The Bible speaks plainly on the help God gives those who grieve. Pastor Doug Fultz believes God is especially close to people who are heartbroken. He quoted Psalm 3:19 to me: “The Lord is close to the brokenhearted and saves those who are crushed in spirit,” which comforted me. And the Bible calls upon the religious community to help those who have lost someone dear. “Blessed are those who mourn, for they shall be comforted” (Matthew 5:4). And we of faith
are comforted that the Bible assures us that someday we will be reunited with our loved ones in heaven.
I cannot put into words the role of faith in healing our spiritual wounds better than Pastor Ken Hagin. Pastor Hagin says that at its most powerful, faith helps us establish a personal relationship with God. “It is within personal relationships that we experience loss, and consequently, it is within personal relationships where we find comfort and, more importantly, personal peace. God wants to be the provider of the peace that is being sought; so as we continue on our journey through the most difficult times in our lives, we need to remember it is not in the inanimate rules of religion where one finds comfort but through a personal relationship with God.”
I learned how widowers found many different ways for their faith to help them. Widower Quentin Strode, a man of religious strength, says: “Through the tough times, based on my religious beliefs, I know I will see my beloved Shanda again.

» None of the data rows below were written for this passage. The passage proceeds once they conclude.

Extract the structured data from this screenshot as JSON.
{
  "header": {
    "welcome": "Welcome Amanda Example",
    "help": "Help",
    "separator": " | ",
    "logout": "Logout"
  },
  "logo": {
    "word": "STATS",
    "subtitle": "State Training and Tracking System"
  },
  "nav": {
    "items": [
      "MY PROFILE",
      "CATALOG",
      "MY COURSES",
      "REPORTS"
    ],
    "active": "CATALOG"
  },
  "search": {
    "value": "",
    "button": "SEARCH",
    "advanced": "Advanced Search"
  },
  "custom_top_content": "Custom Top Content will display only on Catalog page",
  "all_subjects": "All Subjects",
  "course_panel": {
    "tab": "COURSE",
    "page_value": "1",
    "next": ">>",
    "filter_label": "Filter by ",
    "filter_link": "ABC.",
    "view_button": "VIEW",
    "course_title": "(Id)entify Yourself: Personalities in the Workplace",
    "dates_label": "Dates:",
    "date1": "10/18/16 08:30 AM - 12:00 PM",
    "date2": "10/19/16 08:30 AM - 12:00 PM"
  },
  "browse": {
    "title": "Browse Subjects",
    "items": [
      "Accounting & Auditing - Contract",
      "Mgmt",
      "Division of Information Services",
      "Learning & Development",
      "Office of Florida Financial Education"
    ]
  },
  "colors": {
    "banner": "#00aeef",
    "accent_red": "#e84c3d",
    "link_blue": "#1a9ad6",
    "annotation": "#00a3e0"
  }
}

The Widower’s Journey is available on Amazon.com in paperback and all digital formats.